PROVIDED RECORDS:
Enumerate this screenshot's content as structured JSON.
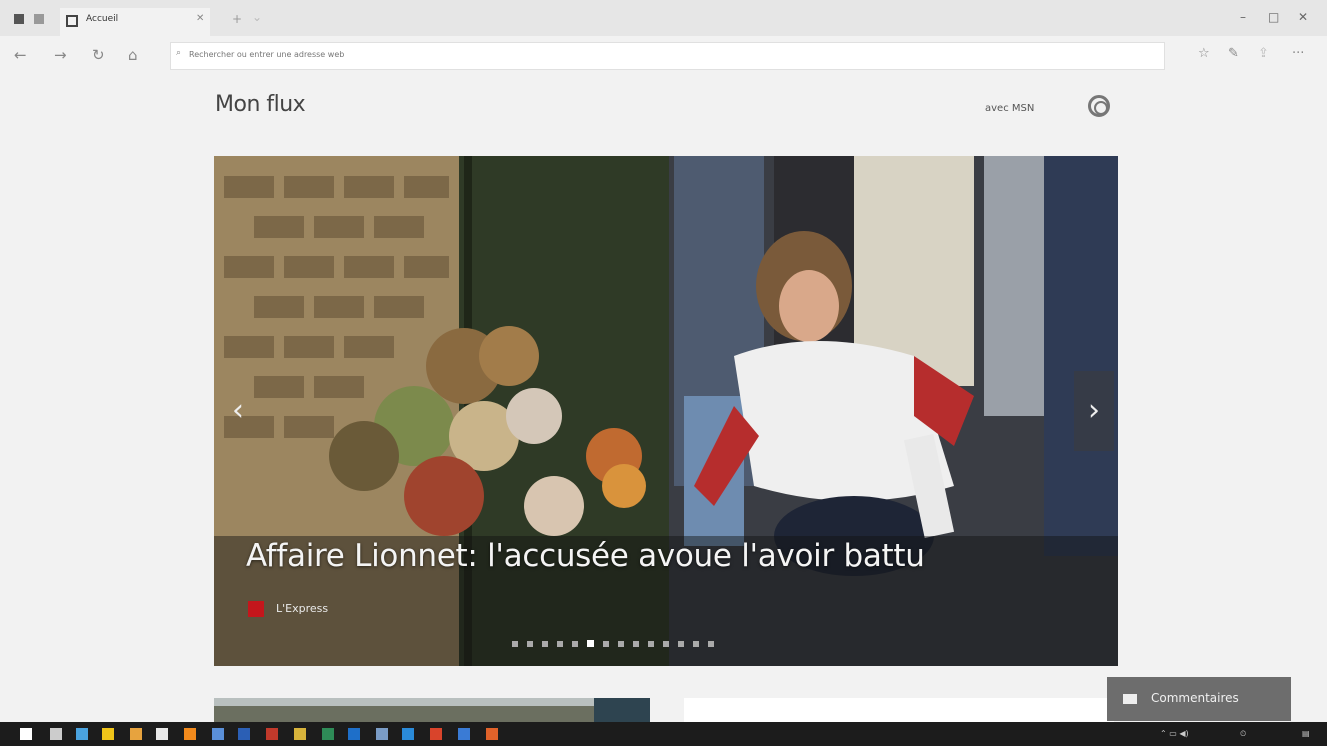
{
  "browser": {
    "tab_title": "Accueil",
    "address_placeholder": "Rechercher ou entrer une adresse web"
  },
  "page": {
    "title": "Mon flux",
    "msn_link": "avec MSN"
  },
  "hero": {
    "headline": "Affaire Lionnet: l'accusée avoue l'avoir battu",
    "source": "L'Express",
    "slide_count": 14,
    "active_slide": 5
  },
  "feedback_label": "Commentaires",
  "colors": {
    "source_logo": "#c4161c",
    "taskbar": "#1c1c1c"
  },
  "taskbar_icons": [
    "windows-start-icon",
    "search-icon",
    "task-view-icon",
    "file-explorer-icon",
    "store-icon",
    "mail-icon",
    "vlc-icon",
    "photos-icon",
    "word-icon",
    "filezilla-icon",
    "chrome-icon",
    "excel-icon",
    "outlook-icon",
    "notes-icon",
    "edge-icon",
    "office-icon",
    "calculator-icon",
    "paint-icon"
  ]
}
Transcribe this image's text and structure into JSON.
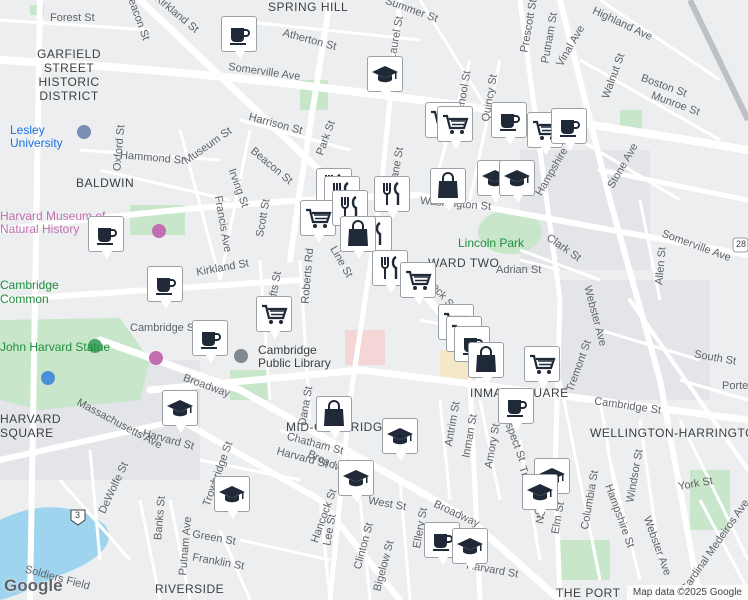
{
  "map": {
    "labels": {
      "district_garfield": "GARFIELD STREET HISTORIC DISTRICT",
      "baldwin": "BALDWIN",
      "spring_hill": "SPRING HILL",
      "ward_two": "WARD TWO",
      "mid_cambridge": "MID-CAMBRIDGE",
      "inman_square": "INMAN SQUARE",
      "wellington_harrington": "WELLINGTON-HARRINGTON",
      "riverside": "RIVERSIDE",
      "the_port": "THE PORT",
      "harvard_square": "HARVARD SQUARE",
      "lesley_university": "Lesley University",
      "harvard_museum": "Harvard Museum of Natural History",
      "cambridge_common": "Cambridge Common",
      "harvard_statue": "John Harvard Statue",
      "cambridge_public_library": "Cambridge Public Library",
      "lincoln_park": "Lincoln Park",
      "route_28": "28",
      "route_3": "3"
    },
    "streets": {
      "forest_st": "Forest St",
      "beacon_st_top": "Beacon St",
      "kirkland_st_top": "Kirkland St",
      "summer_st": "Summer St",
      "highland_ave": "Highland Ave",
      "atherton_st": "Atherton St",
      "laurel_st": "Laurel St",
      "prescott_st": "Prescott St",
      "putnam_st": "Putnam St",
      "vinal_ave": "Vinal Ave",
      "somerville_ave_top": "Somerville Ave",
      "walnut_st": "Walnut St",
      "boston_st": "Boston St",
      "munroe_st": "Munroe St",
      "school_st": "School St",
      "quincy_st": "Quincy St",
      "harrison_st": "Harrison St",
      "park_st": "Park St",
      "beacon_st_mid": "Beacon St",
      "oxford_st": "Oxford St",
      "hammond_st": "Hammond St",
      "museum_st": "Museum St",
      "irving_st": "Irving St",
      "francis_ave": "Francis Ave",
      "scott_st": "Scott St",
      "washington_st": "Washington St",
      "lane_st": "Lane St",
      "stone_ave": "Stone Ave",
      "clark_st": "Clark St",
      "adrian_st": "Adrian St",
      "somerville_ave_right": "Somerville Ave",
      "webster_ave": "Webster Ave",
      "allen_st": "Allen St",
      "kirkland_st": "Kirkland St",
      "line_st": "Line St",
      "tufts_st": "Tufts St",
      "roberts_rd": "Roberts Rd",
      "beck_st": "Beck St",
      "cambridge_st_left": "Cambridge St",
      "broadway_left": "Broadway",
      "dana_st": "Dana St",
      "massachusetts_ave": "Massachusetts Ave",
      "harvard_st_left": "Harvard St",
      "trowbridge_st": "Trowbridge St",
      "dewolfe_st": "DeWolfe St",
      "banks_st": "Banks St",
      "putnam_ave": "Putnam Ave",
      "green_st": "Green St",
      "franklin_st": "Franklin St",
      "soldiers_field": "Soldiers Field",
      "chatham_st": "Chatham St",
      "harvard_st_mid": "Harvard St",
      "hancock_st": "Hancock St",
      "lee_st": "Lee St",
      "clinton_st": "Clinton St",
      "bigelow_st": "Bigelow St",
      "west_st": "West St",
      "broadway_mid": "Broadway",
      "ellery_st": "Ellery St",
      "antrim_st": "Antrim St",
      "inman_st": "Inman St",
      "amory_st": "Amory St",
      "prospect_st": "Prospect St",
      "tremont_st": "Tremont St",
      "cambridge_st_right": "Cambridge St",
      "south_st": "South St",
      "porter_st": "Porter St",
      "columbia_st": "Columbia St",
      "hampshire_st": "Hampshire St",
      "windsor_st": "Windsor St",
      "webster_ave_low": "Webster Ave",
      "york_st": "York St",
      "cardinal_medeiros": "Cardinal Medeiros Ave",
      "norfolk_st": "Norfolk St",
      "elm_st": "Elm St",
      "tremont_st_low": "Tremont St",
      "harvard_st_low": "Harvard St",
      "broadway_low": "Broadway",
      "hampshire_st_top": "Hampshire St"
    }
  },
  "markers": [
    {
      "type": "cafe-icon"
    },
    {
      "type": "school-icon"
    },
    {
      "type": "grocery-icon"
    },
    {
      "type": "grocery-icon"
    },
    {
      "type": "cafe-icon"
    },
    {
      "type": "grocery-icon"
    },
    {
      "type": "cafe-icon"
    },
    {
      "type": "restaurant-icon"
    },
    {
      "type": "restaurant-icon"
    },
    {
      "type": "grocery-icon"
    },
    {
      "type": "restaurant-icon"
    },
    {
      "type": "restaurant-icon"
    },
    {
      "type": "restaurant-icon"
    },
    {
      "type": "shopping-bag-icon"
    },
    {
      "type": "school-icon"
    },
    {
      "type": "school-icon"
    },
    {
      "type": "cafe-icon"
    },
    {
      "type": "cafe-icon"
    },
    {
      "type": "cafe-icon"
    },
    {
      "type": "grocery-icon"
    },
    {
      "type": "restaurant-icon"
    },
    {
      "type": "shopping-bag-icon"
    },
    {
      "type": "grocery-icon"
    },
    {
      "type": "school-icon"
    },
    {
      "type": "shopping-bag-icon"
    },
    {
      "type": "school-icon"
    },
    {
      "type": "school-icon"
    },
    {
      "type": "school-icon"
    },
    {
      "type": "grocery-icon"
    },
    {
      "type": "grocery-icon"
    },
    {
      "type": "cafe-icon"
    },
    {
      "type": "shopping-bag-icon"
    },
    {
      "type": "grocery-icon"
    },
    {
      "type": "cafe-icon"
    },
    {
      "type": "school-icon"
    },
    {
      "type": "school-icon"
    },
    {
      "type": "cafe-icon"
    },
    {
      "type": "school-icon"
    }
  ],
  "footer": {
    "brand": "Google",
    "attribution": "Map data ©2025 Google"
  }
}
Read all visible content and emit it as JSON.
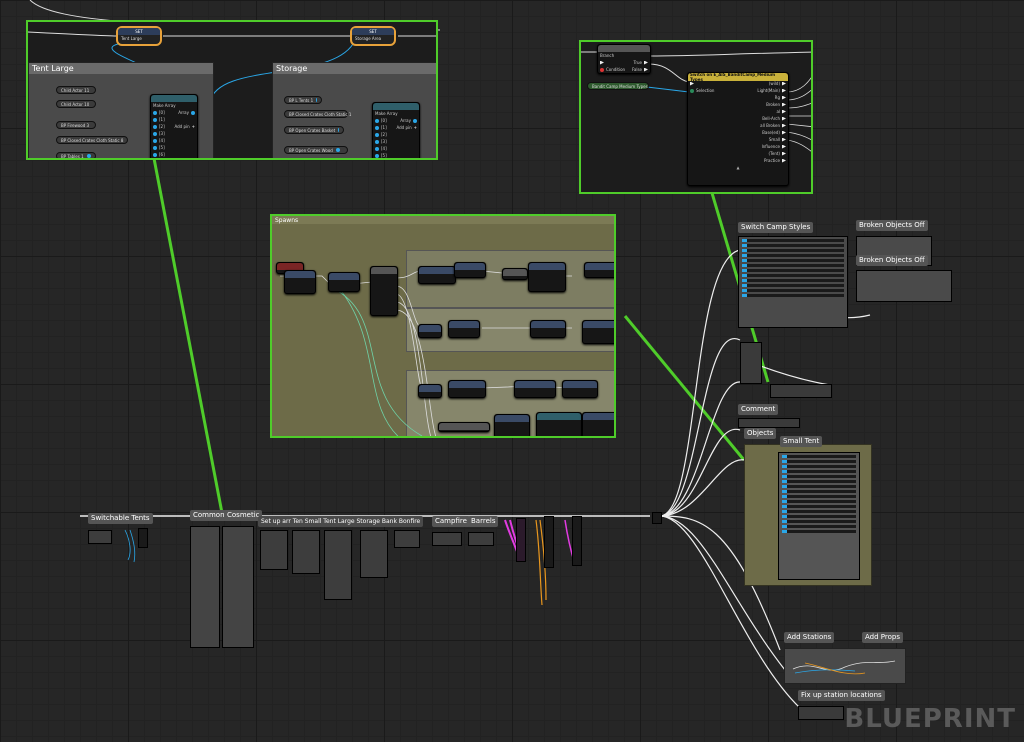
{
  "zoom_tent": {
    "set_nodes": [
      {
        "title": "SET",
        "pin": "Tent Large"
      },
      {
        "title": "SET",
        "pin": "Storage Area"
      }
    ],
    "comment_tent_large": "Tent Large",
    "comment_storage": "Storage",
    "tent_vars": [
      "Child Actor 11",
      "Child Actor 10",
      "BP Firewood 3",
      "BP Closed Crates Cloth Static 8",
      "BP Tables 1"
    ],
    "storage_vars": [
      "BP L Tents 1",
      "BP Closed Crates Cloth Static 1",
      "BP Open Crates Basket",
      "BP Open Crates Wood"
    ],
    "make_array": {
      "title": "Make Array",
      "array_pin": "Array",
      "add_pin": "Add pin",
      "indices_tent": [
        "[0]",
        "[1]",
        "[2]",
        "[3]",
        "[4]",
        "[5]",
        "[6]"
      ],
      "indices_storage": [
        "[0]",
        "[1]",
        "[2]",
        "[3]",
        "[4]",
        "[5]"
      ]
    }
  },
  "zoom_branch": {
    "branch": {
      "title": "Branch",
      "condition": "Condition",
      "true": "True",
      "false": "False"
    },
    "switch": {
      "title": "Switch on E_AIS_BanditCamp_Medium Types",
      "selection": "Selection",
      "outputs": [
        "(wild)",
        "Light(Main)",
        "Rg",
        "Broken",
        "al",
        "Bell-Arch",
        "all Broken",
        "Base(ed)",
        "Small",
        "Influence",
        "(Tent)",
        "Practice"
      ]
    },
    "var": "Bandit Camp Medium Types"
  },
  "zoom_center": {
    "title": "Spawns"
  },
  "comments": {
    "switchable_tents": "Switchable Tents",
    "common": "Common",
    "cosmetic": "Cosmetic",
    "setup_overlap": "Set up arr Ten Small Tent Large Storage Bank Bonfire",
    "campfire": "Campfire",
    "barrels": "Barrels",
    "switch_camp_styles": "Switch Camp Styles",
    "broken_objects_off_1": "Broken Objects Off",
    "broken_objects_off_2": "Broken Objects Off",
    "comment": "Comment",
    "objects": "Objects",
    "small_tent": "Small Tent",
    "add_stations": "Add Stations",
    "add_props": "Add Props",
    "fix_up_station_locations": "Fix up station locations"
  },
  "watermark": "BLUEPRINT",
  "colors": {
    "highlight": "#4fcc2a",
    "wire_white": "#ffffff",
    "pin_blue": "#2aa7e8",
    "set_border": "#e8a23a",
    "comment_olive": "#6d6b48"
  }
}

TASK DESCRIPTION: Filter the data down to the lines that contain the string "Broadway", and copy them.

TASK ANSWER:
      "broadway_left": "Broadway",
      "broadway_mid": "Broadway",
      "broadway_low": "Broadway",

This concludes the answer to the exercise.